Data in this exercise Block Start

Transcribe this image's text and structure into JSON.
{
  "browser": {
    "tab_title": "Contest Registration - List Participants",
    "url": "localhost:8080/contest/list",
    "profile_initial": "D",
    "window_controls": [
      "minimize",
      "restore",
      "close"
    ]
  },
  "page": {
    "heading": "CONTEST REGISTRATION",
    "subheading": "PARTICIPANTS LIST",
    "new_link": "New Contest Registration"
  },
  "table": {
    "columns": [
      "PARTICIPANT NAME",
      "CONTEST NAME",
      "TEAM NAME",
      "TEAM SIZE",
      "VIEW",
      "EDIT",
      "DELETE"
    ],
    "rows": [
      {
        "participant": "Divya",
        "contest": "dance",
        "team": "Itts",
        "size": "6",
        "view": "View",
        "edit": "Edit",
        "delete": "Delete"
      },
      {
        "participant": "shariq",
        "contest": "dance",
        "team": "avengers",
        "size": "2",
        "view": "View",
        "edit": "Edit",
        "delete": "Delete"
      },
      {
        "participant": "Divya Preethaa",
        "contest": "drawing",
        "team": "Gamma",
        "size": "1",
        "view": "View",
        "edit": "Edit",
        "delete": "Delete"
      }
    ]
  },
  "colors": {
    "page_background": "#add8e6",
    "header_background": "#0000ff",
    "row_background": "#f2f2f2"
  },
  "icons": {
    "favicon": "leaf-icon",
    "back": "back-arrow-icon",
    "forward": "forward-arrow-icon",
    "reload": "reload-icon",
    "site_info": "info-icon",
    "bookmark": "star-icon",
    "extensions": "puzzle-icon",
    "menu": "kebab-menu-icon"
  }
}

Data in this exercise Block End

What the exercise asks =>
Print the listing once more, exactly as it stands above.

Finished exercise =>
Transcribe this image's text and structure into JSON.
{
  "browser": {
    "tab_title": "Contest Registration - List Participants",
    "url": "localhost:8080/contest/list",
    "profile_initial": "D",
    "window_controls": [
      "minimize",
      "restore",
      "close"
    ]
  },
  "page": {
    "heading": "CONTEST REGISTRATION",
    "subheading": "PARTICIPANTS LIST",
    "new_link": "New Contest Registration"
  },
  "table": {
    "columns": [
      "PARTICIPANT NAME",
      "CONTEST NAME",
      "TEAM NAME",
      "TEAM SIZE",
      "VIEW",
      "EDIT",
      "DELETE"
    ],
    "rows": [
      {
        "participant": "Divya",
        "contest": "dance",
        "team": "Itts",
        "size": "6",
        "view": "View",
        "edit": "Edit",
        "delete": "Delete"
      },
      {
        "participant": "shariq",
        "contest": "dance",
        "team": "avengers",
        "size": "2",
        "view": "View",
        "edit": "Edit",
        "delete": "Delete"
      },
      {
        "participant": "Divya Preethaa",
        "contest": "drawing",
        "team": "Gamma",
        "size": "1",
        "view": "View",
        "edit": "Edit",
        "delete": "Delete"
      }
    ]
  },
  "colors": {
    "page_background": "#add8e6",
    "header_background": "#0000ff",
    "row_background": "#f2f2f2"
  },
  "icons": {
    "favicon": "leaf-icon",
    "back": "back-arrow-icon",
    "forward": "forward-arrow-icon",
    "reload": "reload-icon",
    "site_info": "info-icon",
    "bookmark": "star-icon",
    "extensions": "puzzle-icon",
    "menu": "kebab-menu-icon"
  }
}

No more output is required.